**ACTION ITEM**.
An exact copy of all entries is required.

**TASK INPUTS**.
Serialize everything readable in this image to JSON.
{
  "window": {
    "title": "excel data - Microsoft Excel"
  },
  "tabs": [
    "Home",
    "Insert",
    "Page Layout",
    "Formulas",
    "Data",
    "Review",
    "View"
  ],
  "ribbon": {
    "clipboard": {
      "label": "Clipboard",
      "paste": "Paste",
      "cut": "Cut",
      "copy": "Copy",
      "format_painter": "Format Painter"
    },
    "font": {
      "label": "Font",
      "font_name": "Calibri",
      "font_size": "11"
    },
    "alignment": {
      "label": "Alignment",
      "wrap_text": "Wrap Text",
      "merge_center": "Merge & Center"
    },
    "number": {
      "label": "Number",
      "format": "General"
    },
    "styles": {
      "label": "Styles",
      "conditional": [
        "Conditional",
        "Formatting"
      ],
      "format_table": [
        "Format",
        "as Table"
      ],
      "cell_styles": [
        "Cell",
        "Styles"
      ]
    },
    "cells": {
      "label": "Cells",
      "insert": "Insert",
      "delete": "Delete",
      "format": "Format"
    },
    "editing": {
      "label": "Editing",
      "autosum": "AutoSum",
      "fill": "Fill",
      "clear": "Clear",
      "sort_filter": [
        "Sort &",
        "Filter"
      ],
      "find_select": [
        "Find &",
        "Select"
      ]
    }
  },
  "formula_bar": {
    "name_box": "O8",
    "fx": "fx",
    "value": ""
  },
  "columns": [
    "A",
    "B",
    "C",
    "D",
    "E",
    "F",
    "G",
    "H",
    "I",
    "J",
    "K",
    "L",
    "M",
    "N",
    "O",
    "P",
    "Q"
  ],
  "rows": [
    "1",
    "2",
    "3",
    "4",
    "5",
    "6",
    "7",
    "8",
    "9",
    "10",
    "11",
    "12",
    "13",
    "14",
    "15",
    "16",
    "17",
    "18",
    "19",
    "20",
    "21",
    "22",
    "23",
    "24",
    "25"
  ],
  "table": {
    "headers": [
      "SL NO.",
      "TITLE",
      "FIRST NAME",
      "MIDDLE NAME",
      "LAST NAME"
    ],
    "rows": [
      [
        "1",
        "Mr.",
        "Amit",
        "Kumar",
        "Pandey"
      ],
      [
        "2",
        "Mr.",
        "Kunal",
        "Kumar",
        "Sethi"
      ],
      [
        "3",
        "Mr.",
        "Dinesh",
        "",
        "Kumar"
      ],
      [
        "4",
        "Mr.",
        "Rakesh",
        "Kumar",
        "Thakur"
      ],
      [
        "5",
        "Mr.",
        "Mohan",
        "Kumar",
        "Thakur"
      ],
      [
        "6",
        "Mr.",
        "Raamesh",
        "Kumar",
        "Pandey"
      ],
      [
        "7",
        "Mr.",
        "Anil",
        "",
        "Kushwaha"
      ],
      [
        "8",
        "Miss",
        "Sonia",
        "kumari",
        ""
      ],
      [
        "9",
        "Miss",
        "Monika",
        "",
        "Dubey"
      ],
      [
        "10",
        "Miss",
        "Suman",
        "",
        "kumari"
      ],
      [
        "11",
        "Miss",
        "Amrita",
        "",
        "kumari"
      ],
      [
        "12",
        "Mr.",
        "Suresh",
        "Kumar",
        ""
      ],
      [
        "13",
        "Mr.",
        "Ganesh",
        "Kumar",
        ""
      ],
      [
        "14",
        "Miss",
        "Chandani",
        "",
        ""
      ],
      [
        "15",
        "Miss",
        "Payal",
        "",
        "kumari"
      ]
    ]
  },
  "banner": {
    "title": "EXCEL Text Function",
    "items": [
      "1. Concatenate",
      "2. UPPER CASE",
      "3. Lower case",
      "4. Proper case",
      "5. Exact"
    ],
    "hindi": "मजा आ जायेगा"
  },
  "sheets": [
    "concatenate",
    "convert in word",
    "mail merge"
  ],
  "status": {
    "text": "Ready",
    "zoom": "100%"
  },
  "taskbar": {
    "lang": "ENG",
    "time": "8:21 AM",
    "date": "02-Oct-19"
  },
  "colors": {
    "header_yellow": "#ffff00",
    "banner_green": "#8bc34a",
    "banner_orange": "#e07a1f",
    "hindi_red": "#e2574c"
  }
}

**ANSWER SECTION**.
Serialize everything readable in this image to JSON.
{
  "window": {
    "title": "excel data - Microsoft Excel"
  },
  "tabs": [
    "Home",
    "Insert",
    "Page Layout",
    "Formulas",
    "Data",
    "Review",
    "View"
  ],
  "ribbon": {
    "clipboard": {
      "label": "Clipboard",
      "paste": "Paste",
      "cut": "Cut",
      "copy": "Copy",
      "format_painter": "Format Painter"
    },
    "font": {
      "label": "Font",
      "font_name": "Calibri",
      "font_size": "11"
    },
    "alignment": {
      "label": "Alignment",
      "wrap_text": "Wrap Text",
      "merge_center": "Merge & Center"
    },
    "number": {
      "label": "Number",
      "format": "General"
    },
    "styles": {
      "label": "Styles",
      "conditional": [
        "Conditional",
        "Formatting"
      ],
      "format_table": [
        "Format",
        "as Table"
      ],
      "cell_styles": [
        "Cell",
        "Styles"
      ]
    },
    "cells": {
      "label": "Cells",
      "insert": "Insert",
      "delete": "Delete",
      "format": "Format"
    },
    "editing": {
      "label": "Editing",
      "autosum": "AutoSum",
      "fill": "Fill",
      "clear": "Clear",
      "sort_filter": [
        "Sort &",
        "Filter"
      ],
      "find_select": [
        "Find &",
        "Select"
      ]
    }
  },
  "formula_bar": {
    "name_box": "O8",
    "fx": "fx",
    "value": ""
  },
  "columns": [
    "A",
    "B",
    "C",
    "D",
    "E",
    "F",
    "G",
    "H",
    "I",
    "J",
    "K",
    "L",
    "M",
    "N",
    "O",
    "P",
    "Q"
  ],
  "rows": [
    "1",
    "2",
    "3",
    "4",
    "5",
    "6",
    "7",
    "8",
    "9",
    "10",
    "11",
    "12",
    "13",
    "14",
    "15",
    "16",
    "17",
    "18",
    "19",
    "20",
    "21",
    "22",
    "23",
    "24",
    "25"
  ],
  "table": {
    "headers": [
      "SL NO.",
      "TITLE",
      "FIRST NAME",
      "MIDDLE NAME",
      "LAST NAME"
    ],
    "rows": [
      [
        "1",
        "Mr.",
        "Amit",
        "Kumar",
        "Pandey"
      ],
      [
        "2",
        "Mr.",
        "Kunal",
        "Kumar",
        "Sethi"
      ],
      [
        "3",
        "Mr.",
        "Dinesh",
        "",
        "Kumar"
      ],
      [
        "4",
        "Mr.",
        "Rakesh",
        "Kumar",
        "Thakur"
      ],
      [
        "5",
        "Mr.",
        "Mohan",
        "Kumar",
        "Thakur"
      ],
      [
        "6",
        "Mr.",
        "Raamesh",
        "Kumar",
        "Pandey"
      ],
      [
        "7",
        "Mr.",
        "Anil",
        "",
        "Kushwaha"
      ],
      [
        "8",
        "Miss",
        "Sonia",
        "kumari",
        ""
      ],
      [
        "9",
        "Miss",
        "Monika",
        "",
        "Dubey"
      ],
      [
        "10",
        "Miss",
        "Suman",
        "",
        "kumari"
      ],
      [
        "11",
        "Miss",
        "Amrita",
        "",
        "kumari"
      ],
      [
        "12",
        "Mr.",
        "Suresh",
        "Kumar",
        ""
      ],
      [
        "13",
        "Mr.",
        "Ganesh",
        "Kumar",
        ""
      ],
      [
        "14",
        "Miss",
        "Chandani",
        "",
        ""
      ],
      [
        "15",
        "Miss",
        "Payal",
        "",
        "kumari"
      ]
    ]
  },
  "banner": {
    "title": "EXCEL Text Function",
    "items": [
      "1. Concatenate",
      "2. UPPER CASE",
      "3. Lower case",
      "4. Proper case",
      "5. Exact"
    ],
    "hindi": "मजा आ जायेगा"
  },
  "sheets": [
    "concatenate",
    "convert in word",
    "mail merge"
  ],
  "status": {
    "text": "Ready",
    "zoom": "100%"
  },
  "taskbar": {
    "lang": "ENG",
    "time": "8:21 AM",
    "date": "02-Oct-19"
  },
  "colors": {
    "header_yellow": "#ffff00",
    "banner_green": "#8bc34a",
    "banner_orange": "#e07a1f",
    "hindi_red": "#e2574c"
  }
}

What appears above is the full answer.